The task> Return each line of the records holding the string "Online".

Given information>
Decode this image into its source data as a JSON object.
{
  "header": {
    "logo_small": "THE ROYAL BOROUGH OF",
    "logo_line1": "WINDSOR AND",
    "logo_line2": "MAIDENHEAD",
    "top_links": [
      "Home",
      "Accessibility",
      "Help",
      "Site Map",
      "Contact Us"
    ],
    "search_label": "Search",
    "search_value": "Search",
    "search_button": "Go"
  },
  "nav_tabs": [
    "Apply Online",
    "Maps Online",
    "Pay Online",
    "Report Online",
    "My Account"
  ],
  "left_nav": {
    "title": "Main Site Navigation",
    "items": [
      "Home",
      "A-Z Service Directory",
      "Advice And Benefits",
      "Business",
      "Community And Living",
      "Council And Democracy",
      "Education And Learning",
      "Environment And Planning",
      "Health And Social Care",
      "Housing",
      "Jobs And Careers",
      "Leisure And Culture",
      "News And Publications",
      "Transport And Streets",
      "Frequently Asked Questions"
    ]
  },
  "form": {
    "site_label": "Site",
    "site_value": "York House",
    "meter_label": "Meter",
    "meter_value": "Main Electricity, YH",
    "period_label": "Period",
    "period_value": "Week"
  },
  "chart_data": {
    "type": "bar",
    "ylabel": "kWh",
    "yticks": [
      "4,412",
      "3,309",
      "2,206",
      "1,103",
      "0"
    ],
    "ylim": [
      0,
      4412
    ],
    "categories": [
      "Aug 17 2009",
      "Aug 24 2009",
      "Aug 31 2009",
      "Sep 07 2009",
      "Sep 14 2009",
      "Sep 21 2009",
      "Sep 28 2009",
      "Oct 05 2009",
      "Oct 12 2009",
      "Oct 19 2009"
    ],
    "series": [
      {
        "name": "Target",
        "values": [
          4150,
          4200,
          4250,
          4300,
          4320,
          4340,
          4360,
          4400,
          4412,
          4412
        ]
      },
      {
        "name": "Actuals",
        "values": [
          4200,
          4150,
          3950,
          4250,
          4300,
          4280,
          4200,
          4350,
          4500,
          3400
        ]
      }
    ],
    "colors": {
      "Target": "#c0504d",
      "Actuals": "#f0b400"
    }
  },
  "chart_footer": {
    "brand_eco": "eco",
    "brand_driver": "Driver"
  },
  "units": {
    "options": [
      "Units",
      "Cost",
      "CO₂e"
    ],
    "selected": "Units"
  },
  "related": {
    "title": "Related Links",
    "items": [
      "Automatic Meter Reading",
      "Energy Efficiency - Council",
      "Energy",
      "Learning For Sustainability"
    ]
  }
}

Written answer>
    "Apply Online",
    "Maps Online",
    "Pay Online",
    "Report Online",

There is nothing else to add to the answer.